I received the following in an email from a friend at church who worked in Hospice. It was an eye opener for me. I know how I am feeling but I can't always describe it... This described it for me. I grieve for my son everyday. My sister laughed the other week when we talked. I had told her that I still haven't made it through a day without shedding tears over our loss of Samuel. She asked what makes me cry. I went on to tell her, it might be a song, looking at his pictures, something someone says to me, or something nice that someone has done for me, or just my empty arms aching. We both agreed it might be MANY more months until the tears stop falling on a daily basis. So I grieve deeply for my son, but I am also mourning... I never really understood the difference until I read the following:
“Let’s remind ourselves of the importance between the terms grief and mourning. Grief is the internal thoughts and the feelings of loss and pain, whereas mourning is the outward, shared expression of that grief – or grief gone public. All bereaved families grieve when someone they love dies. But if they are to heal, they must have a safe, accepting atmosphere in which they can mourn.”
“To companion the bereaved means to be an active participant in their healing. When you as a caregiver companion the bereaved, you allow yourself to learn from their unique experiences. You let the bereaved teach you instead of the other way around. You make the commitment to walk with them as they journey through grief.”
The above quotes recognize that we need each other when journeying through life’s losses and this includes our need for God as well. This past Memorial Day marks a day of remembrance for those living and for those who have died. It is through the life experience of bereavement that we realize how important remembering is to the healing of those who are grieving. It is in the remembering that we attend to our grief. The phrase “time heals all wounds [our grief]” is a myth. Like any wound, it takes time to heal, but the healing usually does not happen without careful attention. The careful attention of a physical wound might include cleaning, debriding, stitches, and the application of medicines. In the same manner, the careful attention of someone with an emotional/spiritual wound like grief would include:
*Remembering the one who has died in his/her fullness (things he/she did well and not so well)
* Honoring and accepting the pain (tears) of the loss of the individual
* Remembering that the healing process leads us through the grief, not away or around it
* Learning to adapt to the major changes in life (there is no getting back to normal — whatever normal was)
* Walking through the grief with others at times and sometimes walking alone (yet always knowing that God and other trusted loved ones continue to be a resource)
* Realizing that the grief work does not get easier — we adjust, though, and get stronger in dealing with life.
Thanks for letting me share that with you.

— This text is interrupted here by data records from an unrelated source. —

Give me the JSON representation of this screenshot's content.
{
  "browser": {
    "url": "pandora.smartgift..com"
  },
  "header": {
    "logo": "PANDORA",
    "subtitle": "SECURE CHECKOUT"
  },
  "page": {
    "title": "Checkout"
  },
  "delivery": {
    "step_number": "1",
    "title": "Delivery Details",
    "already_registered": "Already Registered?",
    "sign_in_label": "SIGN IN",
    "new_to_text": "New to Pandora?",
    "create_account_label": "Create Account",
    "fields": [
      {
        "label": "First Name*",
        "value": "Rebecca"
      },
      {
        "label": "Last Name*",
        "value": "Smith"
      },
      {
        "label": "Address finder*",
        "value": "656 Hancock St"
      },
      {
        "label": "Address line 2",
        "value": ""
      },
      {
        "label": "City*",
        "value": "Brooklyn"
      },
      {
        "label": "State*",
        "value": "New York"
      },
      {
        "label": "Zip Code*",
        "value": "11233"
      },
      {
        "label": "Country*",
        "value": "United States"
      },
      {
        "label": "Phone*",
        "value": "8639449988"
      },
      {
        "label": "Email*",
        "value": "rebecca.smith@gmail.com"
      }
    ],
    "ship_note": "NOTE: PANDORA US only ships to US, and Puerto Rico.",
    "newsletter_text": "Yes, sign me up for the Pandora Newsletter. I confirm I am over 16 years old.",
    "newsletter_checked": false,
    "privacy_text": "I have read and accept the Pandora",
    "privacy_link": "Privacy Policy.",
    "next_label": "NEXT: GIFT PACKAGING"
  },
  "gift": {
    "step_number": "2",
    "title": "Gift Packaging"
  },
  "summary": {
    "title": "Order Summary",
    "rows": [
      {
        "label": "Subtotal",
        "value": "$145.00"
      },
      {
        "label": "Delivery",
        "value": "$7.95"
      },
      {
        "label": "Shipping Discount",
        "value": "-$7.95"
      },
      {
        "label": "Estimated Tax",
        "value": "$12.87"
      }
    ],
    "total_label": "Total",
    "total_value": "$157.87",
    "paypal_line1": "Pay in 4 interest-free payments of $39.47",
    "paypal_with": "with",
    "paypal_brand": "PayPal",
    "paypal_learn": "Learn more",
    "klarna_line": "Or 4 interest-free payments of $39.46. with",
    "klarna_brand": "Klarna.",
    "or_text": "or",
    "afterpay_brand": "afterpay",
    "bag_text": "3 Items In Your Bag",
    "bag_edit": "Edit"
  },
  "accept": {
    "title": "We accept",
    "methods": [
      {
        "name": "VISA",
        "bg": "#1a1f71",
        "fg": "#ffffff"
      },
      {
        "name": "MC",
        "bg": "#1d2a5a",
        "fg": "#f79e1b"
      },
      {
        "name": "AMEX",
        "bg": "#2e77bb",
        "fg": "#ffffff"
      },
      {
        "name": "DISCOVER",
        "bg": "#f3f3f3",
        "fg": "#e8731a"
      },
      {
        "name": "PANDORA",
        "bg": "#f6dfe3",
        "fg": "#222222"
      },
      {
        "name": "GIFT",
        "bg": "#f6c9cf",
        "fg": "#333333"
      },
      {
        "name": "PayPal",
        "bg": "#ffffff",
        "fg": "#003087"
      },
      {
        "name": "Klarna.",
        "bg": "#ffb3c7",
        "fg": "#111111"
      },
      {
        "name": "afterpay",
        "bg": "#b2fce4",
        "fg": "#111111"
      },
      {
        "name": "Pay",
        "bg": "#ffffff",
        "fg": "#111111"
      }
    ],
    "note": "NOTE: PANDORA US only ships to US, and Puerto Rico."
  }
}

I am praying it helps you in your interactions with those around you who are grieving and mourning.
Peace and Love in Jesus<><